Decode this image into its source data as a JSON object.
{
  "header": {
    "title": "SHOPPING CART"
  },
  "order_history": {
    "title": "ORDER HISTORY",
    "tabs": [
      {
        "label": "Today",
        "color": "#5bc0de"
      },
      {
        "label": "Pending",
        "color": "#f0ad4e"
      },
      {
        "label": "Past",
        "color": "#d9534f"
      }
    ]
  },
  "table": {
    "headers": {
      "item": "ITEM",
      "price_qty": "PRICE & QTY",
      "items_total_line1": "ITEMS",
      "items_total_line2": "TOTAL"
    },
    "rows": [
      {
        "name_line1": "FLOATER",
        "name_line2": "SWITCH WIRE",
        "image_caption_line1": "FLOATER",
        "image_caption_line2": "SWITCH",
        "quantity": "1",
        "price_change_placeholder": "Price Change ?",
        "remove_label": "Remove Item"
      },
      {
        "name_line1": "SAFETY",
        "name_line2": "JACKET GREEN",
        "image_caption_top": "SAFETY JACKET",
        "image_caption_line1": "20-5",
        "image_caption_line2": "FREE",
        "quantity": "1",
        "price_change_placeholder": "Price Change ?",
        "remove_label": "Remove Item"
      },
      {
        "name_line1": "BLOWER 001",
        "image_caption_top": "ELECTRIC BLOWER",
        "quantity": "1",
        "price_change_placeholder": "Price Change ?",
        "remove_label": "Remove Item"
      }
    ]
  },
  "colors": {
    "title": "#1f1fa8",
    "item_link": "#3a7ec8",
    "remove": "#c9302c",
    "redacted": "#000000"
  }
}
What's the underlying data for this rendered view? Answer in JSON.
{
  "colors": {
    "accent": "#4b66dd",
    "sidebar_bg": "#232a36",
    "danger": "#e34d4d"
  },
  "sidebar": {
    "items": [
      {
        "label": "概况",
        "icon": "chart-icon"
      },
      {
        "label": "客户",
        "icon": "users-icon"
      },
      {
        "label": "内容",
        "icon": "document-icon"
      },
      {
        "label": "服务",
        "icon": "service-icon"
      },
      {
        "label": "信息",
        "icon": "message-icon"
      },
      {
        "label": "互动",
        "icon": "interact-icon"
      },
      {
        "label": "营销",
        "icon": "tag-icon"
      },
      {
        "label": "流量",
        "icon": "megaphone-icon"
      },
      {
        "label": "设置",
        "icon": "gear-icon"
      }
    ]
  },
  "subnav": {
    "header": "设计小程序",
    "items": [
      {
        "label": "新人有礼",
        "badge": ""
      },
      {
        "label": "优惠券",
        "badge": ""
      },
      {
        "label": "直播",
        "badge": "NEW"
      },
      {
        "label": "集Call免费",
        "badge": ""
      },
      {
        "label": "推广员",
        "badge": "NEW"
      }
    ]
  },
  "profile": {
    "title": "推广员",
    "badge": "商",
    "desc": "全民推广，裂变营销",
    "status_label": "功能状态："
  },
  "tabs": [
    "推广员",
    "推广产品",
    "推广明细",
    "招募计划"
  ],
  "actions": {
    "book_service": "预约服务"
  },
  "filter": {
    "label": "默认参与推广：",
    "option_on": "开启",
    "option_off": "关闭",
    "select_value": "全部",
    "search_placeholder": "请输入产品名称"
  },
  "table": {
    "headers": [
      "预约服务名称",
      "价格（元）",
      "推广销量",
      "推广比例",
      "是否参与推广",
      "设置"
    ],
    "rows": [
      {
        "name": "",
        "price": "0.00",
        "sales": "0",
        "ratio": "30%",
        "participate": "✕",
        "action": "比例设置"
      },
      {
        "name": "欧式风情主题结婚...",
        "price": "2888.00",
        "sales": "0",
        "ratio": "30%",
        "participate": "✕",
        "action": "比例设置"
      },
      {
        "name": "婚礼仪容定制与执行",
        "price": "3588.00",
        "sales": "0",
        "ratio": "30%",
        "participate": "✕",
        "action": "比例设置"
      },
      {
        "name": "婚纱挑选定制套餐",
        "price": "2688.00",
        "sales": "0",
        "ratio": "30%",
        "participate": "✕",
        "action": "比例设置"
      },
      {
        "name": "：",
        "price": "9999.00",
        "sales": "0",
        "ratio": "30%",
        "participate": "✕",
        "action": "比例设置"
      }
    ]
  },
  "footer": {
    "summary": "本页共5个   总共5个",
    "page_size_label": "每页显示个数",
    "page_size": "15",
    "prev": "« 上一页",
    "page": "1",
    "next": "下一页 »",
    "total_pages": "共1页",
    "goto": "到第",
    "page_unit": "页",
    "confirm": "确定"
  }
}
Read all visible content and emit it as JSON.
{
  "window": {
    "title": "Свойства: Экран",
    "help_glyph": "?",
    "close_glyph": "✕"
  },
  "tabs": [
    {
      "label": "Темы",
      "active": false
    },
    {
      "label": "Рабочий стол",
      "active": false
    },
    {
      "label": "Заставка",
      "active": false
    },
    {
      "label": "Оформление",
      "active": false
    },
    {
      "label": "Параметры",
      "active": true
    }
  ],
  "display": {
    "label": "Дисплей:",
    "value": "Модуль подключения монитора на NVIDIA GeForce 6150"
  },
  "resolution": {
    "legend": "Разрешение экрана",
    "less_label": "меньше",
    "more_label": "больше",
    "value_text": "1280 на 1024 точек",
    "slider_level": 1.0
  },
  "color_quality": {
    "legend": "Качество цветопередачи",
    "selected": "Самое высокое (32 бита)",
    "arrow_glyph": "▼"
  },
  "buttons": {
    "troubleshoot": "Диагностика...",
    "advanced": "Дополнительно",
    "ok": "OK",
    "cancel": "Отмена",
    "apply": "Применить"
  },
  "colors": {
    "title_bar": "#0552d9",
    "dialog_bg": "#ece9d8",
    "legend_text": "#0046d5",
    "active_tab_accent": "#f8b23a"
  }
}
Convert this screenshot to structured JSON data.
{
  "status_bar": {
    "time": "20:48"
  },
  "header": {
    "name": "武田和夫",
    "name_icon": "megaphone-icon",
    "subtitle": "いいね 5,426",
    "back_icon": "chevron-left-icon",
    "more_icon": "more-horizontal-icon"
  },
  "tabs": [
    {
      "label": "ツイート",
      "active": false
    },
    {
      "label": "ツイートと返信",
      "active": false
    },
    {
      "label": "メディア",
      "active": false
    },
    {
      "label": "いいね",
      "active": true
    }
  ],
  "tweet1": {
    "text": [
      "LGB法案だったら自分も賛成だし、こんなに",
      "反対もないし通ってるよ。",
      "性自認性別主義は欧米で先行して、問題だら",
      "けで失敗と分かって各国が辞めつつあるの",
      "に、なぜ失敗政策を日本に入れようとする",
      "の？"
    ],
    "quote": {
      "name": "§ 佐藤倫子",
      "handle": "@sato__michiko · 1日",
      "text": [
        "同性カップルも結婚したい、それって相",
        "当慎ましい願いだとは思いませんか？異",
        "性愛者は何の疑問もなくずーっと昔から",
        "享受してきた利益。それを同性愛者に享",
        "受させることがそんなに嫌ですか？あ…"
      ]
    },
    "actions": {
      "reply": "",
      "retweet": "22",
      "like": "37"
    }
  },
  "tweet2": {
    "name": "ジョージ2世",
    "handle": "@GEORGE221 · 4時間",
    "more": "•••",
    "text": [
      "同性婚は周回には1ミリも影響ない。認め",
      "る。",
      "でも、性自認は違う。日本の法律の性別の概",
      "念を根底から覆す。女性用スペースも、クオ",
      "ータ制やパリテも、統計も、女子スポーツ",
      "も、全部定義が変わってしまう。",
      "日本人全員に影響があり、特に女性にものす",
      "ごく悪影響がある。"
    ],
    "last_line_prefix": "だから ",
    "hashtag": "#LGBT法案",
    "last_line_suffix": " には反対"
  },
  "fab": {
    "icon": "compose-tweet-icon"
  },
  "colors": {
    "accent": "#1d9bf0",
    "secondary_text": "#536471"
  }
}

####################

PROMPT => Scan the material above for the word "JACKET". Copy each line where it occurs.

RESPONSE BELOW =>
        "name_line2": "JACKET GREEN",
        "image_caption_top": "SAFETY JACKET",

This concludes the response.